Young Indigenous women share powerful messages for COP27 leaders

Graphic that says cop27 youth and future generations
November 10, 2022
Category : General news

It is often the most vulnerable communities who must fight to be heard, while at the same time being the guardians of a vast amount of our world's natural resources. In September, the FSC Indigenous Foundation hosted a panel where young Indigenous women spoke out on issues affecting their communities.

When asked what messages they had for leaders at COP27, their voices rang out clear and strong. Here is what they had to say:

We need to bridge the gap between promises and the urgent need for action. We are no longer talking about the climate crisis of tomorrow. It’s today.

-Cindy Kobei (Kenya): Chair and Co-Founder of Tirap Youth Trust, formally known as Ogiek Youth Council

These hurricanes, all these natural phenomena that are happening, are just reactions to the harm we've done. These things don't just happen out of coincidence. They are happening because something is off balance. 

-Makanalani Gomes (Hawaii): Co-Chair of the UN Global Indigenous Youth Caucus
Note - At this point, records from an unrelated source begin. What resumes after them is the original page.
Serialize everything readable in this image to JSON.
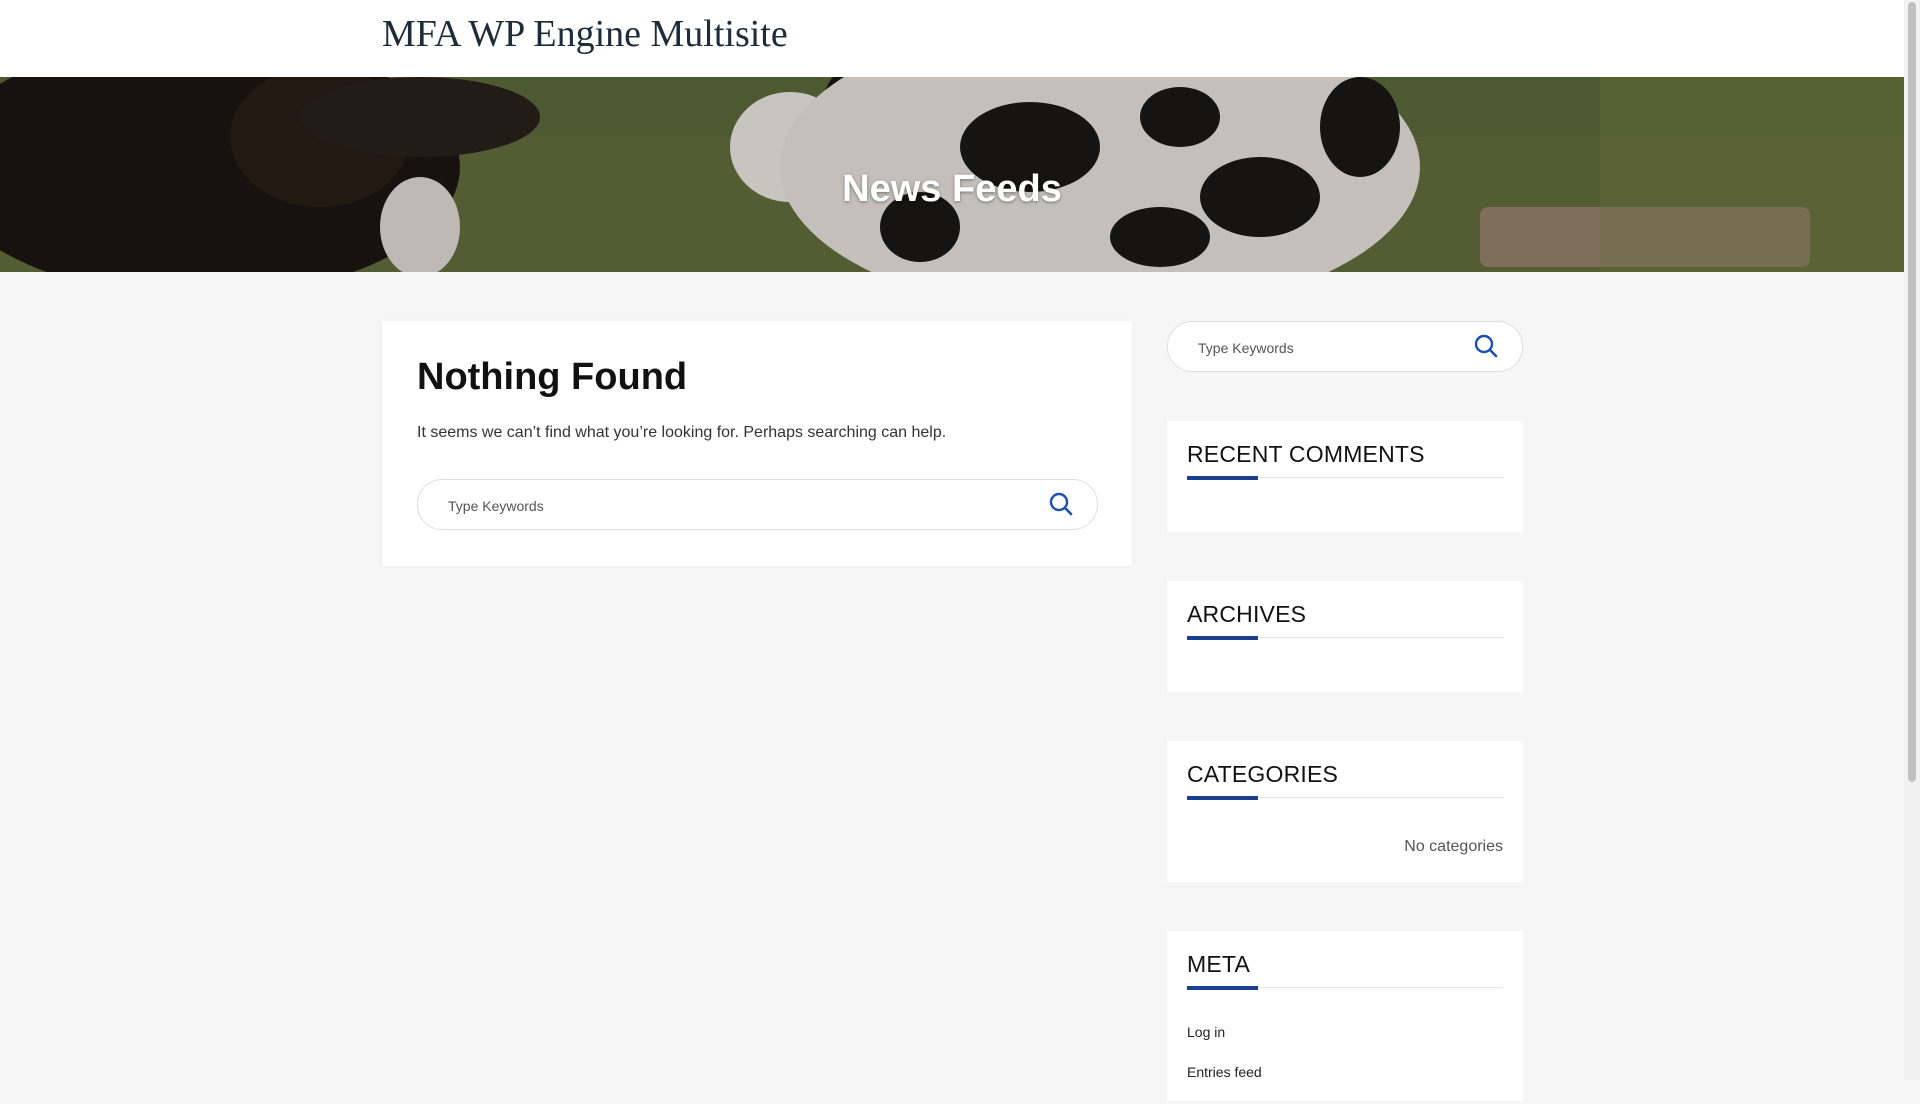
{
  "header": {
    "site_title": "MFA WP Engine Multisite"
  },
  "hero": {
    "title": "News Feeds"
  },
  "main": {
    "title": "Nothing Found",
    "message": "It seems we can’t find what you’re looking for. Perhaps searching can help.",
    "search": {
      "placeholder": "Type Keywords",
      "icon": "search-icon"
    }
  },
  "sidebar": {
    "search": {
      "placeholder": "Type Keywords",
      "icon": "search-icon"
    },
    "recent_comments": {
      "title": "RECENT COMMENTS"
    },
    "archives": {
      "title": "ARCHIVES"
    },
    "categories": {
      "title": "CATEGORIES",
      "empty_text": "No categories"
    },
    "meta": {
      "title": "META",
      "links": [
        "Log in",
        "Entries feed"
      ]
    }
  },
  "colors": {
    "accent": "#1b3f8f",
    "search_icon": "#1b4fb0"
  }
}
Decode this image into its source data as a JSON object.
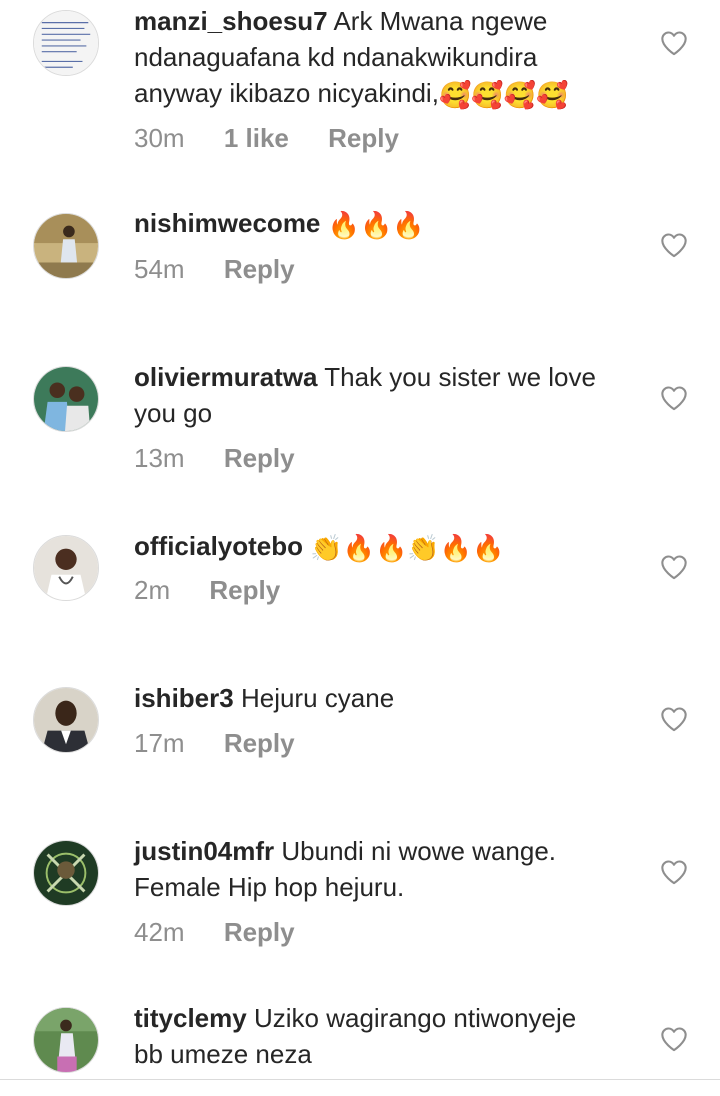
{
  "comments": [
    {
      "username": "manzi_shoesu7",
      "text": "Ark Mwana ngewe ndanaguafana kd ndanakwikundira anyway ikibazo nicyakindi,",
      "emoji": "🥰🥰🥰🥰",
      "time": "30m",
      "likes": "1 like",
      "reply": "Reply"
    },
    {
      "username": "nishimwecome",
      "text": "",
      "emoji": "🔥🔥🔥",
      "time": "54m",
      "reply": "Reply"
    },
    {
      "username": "oliviermuratwa",
      "text": "Thak you sister we love you go",
      "emoji": "",
      "time": "13m",
      "reply": "Reply"
    },
    {
      "username": "officialyotebo",
      "text": "",
      "emoji": "👏🔥🔥👏🔥🔥",
      "time": "2m",
      "reply": "Reply"
    },
    {
      "username": "ishiber3",
      "text": "Hejuru cyane",
      "emoji": "",
      "time": "17m",
      "reply": "Reply"
    },
    {
      "username": "justin04mfr",
      "text": "Ubundi ni wowe wange. Female Hip hop hejuru.",
      "emoji": "",
      "time": "42m",
      "reply": "Reply"
    },
    {
      "username": "tityclemy",
      "text": "Uziko wagirango ntiwonyeje bb umeze neza",
      "emoji": "",
      "time": "",
      "reply": ""
    }
  ],
  "icons": {
    "like": "heart-outline-icon"
  },
  "colors": {
    "text": "#262626",
    "meta": "#8e8e8e",
    "divider": "#dbdbdb"
  }
}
Indigenous Peoples have lived for thousands of years, taking care of Mother Earth in our own way. But all our work is being destroyed very quickly. 

-Su Hsin (Taiwan): Director of Papora Indigenous Development Association (PIDA)

Climate change is already in our territories. We are already living with its effects and impacts. There needs to be a proposal to change our economic model to deal with climate change.

-Veronica Yacabalquiej (Guatemala): Coordinator of the project "From the Farm to Fork" implemented by the IDEI Association

These young women are fearlessly taking leadership roles to preserve and promote the traditions of their peoples while speaking out for their rights and the struggle to protect the environment, especially in regard to the hardship brought on by climate change. They represent a new generation of agents of change. They are influencers for young people worldwide, for communities in general, and for social organizations and political actors.

FSC is committed to protecting the rights of Indigenous Peoples through our standards. We know that their communities are crucial for helping forests thrive and we hope that the decision-makers at COP27 seek out Indigenous wisdom and stories, listen carefully, and work together to help us contribute to forests for all, forever.